2 Replies Latest reply on Aug 12, 2014 1:21 AM by pwillener Branched to a new discussion.

    Installing flash on multiple machines without bundled software


      I know the standard procedure for updating flash without installing the bundled software is to opt-out every. single. time. there's an update, but what is one to do when they are responsible for multiple windows machines - all of which require flash and none of which require some crappy trial anti-virus software or a google toolbar or whatever else you decide to bundle with flash in the future?


      I'd like to make flash a well-supported part of the standard install base, but I can't do that in good conscience when the updater cannot be silently run without installing unwanted & untested 3rd party software. What's more, Flash has enough security vulnerabilities of its own without bundled external code along with it:
      Adobe Flash Player : List of security vulnerabilities

      So, what am I to do? Use a 3rd-party updater? Instruct clients to wait until their favorite web pages are recoded in HTML5 before they can view them? Tell them they better never miss the opt-out button if they want support? Or should I just trust Adobe to make 100% sure that that everything they decide to bundle will be tested to work on all platforms, in all environments, and never cause an issue? (the last is obviously facetious - installing anti-virus software without permission demonstrates they have no interest in whether their software breaks existing configurations)

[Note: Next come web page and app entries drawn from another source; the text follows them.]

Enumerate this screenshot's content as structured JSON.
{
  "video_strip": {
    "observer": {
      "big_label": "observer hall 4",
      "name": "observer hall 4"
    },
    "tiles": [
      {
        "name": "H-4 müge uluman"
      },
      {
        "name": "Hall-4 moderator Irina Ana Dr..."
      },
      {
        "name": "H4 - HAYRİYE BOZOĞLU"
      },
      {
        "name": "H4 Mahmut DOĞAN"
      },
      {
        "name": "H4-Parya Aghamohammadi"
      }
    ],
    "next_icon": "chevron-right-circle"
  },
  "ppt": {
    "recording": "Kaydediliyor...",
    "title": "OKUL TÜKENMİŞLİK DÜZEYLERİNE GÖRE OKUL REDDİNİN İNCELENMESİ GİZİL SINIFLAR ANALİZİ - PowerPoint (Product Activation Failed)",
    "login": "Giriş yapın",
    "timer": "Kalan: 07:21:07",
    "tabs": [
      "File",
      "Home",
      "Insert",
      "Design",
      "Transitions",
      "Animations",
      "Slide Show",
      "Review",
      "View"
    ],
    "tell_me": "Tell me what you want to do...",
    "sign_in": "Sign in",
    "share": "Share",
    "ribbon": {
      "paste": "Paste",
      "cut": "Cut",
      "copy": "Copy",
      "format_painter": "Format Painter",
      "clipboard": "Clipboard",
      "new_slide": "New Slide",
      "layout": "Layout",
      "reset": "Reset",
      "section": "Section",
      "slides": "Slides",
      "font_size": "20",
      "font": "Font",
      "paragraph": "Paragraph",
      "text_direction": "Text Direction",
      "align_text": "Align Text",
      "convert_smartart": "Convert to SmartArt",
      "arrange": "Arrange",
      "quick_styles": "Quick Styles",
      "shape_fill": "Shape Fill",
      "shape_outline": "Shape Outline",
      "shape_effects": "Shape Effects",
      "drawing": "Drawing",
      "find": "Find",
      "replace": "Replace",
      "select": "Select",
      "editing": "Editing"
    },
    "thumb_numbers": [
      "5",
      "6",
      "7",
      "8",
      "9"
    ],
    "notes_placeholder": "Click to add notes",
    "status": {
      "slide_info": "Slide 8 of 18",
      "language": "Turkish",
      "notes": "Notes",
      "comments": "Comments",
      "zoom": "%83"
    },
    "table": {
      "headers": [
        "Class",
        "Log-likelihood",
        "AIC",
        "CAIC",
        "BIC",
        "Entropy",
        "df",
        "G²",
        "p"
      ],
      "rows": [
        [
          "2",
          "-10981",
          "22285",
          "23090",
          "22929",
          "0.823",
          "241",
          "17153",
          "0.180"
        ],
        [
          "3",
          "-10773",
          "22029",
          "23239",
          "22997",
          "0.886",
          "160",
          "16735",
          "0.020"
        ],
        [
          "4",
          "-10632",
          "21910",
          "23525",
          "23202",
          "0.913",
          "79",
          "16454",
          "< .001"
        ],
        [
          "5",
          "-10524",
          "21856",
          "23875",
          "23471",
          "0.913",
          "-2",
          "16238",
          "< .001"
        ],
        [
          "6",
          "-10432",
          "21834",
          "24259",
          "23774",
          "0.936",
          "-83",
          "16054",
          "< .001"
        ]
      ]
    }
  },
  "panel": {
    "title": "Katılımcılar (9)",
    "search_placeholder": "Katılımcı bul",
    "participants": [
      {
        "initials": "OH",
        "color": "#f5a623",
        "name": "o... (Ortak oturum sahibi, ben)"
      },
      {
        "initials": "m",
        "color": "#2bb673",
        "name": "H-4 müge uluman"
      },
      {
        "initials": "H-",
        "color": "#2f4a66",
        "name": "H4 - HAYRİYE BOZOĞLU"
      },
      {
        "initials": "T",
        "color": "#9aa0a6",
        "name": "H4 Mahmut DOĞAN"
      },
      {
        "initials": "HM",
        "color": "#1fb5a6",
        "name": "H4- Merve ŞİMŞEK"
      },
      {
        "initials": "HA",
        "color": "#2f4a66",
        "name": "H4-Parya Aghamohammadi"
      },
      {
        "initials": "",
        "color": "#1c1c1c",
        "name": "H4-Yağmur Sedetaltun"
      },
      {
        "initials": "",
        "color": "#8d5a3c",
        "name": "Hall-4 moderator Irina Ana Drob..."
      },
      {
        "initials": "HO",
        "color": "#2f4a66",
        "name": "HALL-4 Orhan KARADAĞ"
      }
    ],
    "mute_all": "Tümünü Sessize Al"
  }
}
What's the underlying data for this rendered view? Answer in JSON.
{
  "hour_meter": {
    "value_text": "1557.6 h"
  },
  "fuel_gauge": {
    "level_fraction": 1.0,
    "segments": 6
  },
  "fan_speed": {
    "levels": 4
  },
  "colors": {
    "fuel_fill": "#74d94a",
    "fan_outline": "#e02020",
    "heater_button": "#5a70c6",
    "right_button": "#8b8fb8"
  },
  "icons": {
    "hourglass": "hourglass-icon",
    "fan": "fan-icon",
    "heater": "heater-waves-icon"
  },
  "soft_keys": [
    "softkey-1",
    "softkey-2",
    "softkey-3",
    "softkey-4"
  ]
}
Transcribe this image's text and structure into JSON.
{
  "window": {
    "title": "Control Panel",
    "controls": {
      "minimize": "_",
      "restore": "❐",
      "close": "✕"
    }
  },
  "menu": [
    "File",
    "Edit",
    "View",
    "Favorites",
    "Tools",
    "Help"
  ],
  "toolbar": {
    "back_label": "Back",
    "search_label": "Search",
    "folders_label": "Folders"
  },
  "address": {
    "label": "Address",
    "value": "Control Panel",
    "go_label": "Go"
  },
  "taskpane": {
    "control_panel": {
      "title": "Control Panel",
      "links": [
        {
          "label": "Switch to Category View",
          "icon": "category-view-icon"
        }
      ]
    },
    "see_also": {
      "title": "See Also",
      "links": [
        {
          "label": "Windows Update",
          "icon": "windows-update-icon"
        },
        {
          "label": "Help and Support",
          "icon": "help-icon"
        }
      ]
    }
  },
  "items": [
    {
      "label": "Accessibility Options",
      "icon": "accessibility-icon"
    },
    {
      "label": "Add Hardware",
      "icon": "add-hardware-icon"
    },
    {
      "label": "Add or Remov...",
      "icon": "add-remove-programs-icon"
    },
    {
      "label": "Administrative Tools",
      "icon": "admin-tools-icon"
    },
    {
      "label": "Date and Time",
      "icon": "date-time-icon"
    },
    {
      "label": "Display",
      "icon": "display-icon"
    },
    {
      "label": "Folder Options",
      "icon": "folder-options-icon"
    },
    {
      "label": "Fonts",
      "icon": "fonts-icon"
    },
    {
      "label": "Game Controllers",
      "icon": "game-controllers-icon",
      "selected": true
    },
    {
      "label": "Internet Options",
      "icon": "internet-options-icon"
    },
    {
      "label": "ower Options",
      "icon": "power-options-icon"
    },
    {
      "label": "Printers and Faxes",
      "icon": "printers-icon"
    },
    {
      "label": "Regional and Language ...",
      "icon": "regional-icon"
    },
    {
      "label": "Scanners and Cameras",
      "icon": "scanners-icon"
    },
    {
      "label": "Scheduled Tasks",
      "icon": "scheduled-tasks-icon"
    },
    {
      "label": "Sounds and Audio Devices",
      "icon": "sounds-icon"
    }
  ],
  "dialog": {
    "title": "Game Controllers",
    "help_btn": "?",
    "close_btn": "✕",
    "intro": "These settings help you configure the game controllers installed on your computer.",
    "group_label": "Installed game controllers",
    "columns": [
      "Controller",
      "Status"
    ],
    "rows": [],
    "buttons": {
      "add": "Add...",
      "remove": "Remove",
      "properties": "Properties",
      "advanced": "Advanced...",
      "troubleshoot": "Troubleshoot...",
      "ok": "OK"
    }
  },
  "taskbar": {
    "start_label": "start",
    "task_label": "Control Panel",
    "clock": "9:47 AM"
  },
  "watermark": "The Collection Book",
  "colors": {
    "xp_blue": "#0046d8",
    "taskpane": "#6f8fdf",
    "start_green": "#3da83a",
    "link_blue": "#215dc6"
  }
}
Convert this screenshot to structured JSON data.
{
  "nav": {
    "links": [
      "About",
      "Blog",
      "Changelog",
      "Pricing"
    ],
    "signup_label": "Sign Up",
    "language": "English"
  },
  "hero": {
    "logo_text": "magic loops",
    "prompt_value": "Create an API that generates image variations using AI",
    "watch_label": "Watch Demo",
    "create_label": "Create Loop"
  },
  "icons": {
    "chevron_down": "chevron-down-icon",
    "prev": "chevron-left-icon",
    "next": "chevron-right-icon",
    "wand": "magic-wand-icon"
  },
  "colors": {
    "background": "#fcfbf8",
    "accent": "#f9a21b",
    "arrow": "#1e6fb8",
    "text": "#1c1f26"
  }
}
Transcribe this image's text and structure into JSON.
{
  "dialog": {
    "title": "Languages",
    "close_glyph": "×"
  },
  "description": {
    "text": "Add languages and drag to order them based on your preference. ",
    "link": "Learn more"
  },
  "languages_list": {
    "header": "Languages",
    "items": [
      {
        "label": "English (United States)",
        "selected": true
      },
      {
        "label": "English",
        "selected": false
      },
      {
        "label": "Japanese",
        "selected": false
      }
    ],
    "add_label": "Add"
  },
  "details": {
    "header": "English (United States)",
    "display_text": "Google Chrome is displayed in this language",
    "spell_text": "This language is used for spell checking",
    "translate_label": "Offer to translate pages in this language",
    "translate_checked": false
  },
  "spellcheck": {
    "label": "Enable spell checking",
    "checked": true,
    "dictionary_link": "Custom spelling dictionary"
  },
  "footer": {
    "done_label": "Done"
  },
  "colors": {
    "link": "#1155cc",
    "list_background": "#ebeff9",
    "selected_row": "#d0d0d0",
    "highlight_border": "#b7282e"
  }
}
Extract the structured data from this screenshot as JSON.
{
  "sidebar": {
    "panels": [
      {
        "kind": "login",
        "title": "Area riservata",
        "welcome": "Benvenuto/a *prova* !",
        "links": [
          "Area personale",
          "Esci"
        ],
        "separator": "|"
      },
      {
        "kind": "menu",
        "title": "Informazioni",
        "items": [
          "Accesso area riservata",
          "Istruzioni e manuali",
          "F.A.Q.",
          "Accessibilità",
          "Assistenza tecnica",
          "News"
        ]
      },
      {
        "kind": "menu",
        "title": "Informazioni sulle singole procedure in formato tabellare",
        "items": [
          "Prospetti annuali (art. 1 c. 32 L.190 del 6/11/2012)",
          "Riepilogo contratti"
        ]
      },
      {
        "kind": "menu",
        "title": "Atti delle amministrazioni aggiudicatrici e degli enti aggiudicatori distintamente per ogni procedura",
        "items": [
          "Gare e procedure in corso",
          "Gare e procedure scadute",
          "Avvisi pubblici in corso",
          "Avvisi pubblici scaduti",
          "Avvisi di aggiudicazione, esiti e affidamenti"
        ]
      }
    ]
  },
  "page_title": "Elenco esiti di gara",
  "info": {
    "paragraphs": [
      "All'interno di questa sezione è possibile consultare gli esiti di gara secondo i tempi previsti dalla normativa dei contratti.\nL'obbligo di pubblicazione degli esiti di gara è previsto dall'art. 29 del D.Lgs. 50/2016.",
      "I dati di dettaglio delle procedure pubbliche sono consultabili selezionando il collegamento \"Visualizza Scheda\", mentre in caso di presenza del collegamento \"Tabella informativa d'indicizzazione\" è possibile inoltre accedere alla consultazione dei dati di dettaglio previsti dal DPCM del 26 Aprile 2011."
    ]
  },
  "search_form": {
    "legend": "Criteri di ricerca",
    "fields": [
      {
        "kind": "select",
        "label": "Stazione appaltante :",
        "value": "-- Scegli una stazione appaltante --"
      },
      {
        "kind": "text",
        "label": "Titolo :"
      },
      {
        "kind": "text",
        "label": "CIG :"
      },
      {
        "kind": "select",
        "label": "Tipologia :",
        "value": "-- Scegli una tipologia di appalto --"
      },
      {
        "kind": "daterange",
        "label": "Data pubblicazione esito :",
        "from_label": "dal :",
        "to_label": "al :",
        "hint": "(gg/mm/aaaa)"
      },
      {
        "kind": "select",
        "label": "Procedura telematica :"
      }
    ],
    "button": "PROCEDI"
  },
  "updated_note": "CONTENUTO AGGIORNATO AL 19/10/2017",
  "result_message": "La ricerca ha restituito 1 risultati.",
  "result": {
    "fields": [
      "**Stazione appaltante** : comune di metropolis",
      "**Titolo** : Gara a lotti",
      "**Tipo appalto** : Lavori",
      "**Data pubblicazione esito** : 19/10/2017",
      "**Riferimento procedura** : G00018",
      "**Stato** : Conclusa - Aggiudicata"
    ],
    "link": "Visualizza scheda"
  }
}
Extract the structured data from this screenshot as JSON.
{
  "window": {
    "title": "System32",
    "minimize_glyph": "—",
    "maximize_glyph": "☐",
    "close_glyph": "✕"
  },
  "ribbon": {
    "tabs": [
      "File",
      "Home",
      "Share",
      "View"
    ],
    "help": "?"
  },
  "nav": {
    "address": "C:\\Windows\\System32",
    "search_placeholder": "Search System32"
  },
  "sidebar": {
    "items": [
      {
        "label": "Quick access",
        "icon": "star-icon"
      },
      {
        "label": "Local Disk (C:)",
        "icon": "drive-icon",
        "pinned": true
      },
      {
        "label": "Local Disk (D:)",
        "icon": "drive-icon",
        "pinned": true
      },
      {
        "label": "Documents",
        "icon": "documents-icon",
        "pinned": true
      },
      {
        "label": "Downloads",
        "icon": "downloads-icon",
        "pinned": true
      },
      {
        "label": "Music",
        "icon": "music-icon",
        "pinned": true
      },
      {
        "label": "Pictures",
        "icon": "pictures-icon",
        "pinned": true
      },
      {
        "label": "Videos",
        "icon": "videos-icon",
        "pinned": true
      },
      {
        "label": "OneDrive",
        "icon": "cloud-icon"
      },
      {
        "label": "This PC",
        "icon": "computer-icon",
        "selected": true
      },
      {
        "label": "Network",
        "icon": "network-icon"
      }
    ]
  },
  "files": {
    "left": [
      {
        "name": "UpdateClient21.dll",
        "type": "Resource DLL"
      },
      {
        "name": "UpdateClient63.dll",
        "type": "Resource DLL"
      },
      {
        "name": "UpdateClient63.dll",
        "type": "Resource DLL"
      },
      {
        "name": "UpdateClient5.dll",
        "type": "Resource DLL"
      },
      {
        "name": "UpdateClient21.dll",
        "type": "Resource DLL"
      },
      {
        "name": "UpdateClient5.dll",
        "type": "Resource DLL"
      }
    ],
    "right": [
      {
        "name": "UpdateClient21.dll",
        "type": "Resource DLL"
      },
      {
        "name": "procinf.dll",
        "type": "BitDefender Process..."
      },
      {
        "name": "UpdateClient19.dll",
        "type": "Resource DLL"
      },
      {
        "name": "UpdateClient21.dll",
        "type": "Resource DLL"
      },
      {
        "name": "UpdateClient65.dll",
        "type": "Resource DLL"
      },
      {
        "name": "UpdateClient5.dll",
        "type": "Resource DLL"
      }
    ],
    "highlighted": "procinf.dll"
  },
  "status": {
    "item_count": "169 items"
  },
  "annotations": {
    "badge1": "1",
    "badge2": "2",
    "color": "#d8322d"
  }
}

      If I pay you money, can I get a version of the player that doesn't include 'value-added' software? Maybe what you should do is charge money for the tools people use to develop flash applications, then give the player away at a loss to give those developers a broader development base and thus make your dev tools more popular - but all that strategy ever did was make flash one of the most ubiquitous pieces of software in the world, so I can see why you ditched it.